• _Problem statement_: Could the records below please be retyped exactly, with their pictures left out?

• _Data for processing_:

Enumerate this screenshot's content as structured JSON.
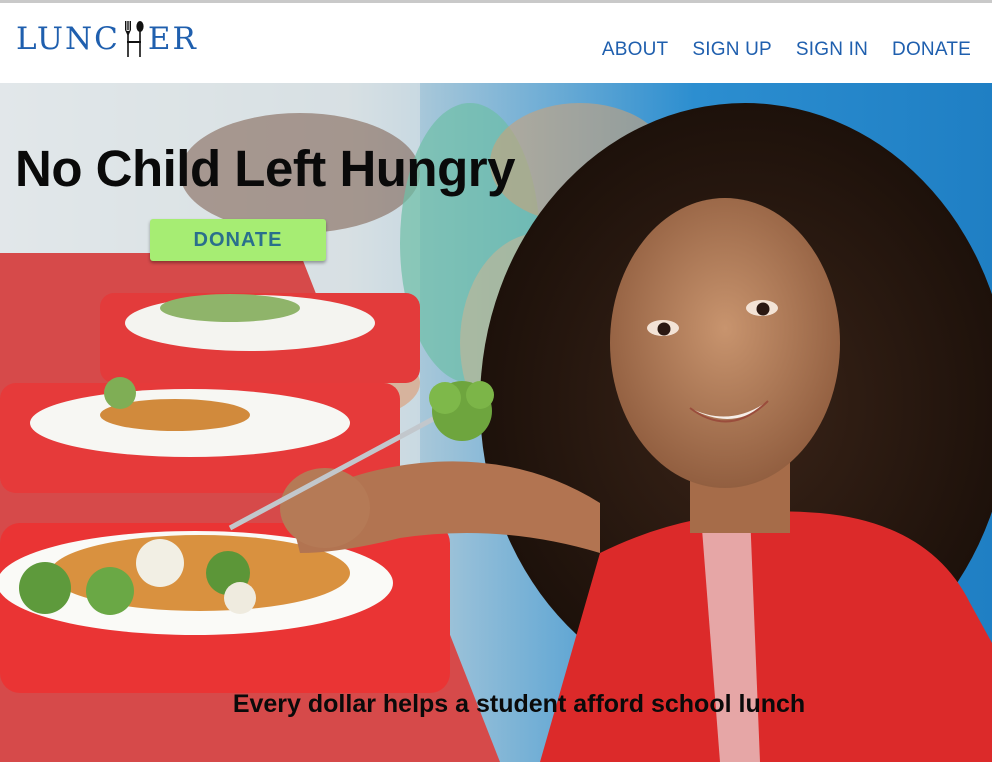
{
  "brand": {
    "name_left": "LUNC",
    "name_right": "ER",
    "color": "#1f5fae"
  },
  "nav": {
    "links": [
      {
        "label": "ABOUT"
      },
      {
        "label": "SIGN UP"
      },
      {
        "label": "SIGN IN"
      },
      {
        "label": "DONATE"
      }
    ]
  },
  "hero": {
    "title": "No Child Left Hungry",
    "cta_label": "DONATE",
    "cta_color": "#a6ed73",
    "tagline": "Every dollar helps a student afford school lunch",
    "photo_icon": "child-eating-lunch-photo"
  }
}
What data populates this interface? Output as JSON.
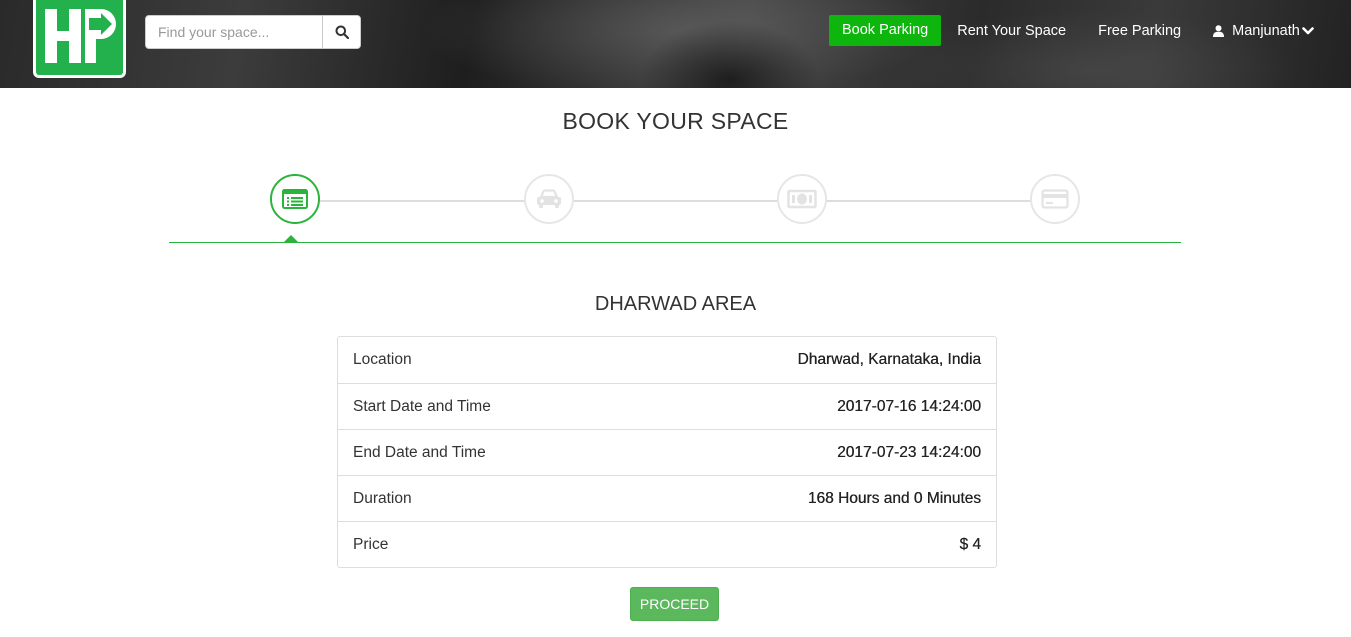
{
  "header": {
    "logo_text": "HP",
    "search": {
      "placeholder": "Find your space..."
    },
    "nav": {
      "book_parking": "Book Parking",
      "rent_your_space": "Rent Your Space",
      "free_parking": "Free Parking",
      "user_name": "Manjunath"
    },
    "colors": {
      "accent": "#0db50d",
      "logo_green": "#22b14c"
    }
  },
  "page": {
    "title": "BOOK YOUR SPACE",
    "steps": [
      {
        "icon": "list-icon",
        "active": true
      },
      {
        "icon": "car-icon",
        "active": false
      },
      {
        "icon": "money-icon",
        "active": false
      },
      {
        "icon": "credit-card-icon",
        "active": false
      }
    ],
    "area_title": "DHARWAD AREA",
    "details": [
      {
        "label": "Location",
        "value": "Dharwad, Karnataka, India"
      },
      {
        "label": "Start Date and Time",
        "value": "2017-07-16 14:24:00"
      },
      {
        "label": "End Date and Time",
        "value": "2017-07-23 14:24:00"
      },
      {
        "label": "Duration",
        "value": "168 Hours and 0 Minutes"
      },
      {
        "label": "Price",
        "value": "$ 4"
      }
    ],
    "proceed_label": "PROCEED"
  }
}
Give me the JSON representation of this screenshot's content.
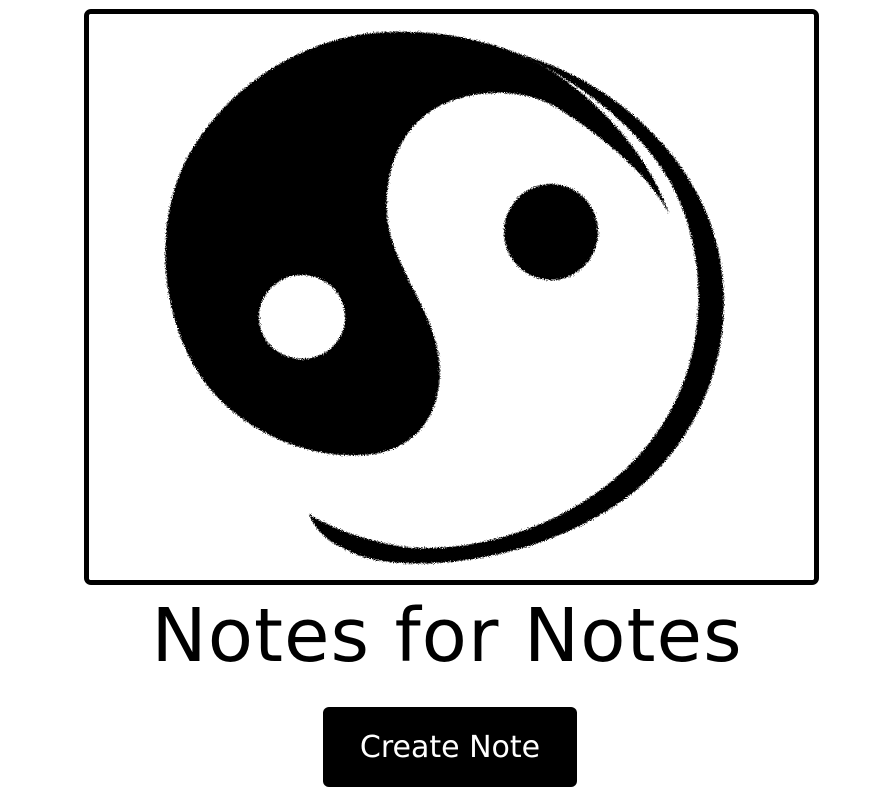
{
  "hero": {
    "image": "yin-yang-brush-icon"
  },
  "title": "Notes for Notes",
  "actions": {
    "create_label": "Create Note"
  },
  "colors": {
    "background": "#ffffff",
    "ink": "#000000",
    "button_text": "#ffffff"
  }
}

• _Exercise response_:
Enumerate this screenshot's content as structured JSON.
{
  "brand": {
    "name_left": "LUNC",
    "name_right": "ER",
    "color": "#1f5fae"
  },
  "nav": {
    "links": [
      {
        "label": "ABOUT"
      },
      {
        "label": "SIGN UP"
      },
      {
        "label": "SIGN IN"
      },
      {
        "label": "DONATE"
      }
    ]
  },
  "hero": {
    "title": "No Child Left Hungry",
    "cta_label": "DONATE",
    "cta_color": "#a6ed73",
    "tagline": "Every dollar helps a student afford school lunch",
    "photo_icon": "child-eating-lunch-photo"
  }
}
What data populates this interface? Output as JSON.
{
  "header": {
    "logo_text": "HP",
    "search": {
      "placeholder": "Find your space..."
    },
    "nav": {
      "book_parking": "Book Parking",
      "rent_your_space": "Rent Your Space",
      "free_parking": "Free Parking",
      "user_name": "Manjunath"
    },
    "colors": {
      "accent": "#0db50d",
      "logo_green": "#22b14c"
    }
  },
  "page": {
    "title": "BOOK YOUR SPACE",
    "steps": [
      {
        "icon": "list-icon",
        "active": true
      },
      {
        "icon": "car-icon",
        "active": false
      },
      {
        "icon": "money-icon",
        "active": false
      },
      {
        "icon": "credit-card-icon",
        "active": false
      }
    ],
    "area_title": "DHARWAD AREA",
    "details": [
      {
        "label": "Location",
        "value": "Dharwad, Karnataka, India"
      },
      {
        "label": "Start Date and Time",
        "value": "2017-07-16 14:24:00"
      },
      {
        "label": "End Date and Time",
        "value": "2017-07-23 14:24:00"
      },
      {
        "label": "Duration",
        "value": "168 Hours and 0 Minutes"
      },
      {
        "label": "Price",
        "value": "$ 4"
      }
    ],
    "proceed_label": "PROCEED"
  }
}
Give me the JSON representation of this screenshot's content.
{
  "hero": {
    "image": "yin-yang-brush-icon"
  },
  "title": "Notes for Notes",
  "actions": {
    "create_label": "Create Note"
  },
  "colors": {
    "background": "#ffffff",
    "ink": "#000000",
    "button_text": "#ffffff"
  }
}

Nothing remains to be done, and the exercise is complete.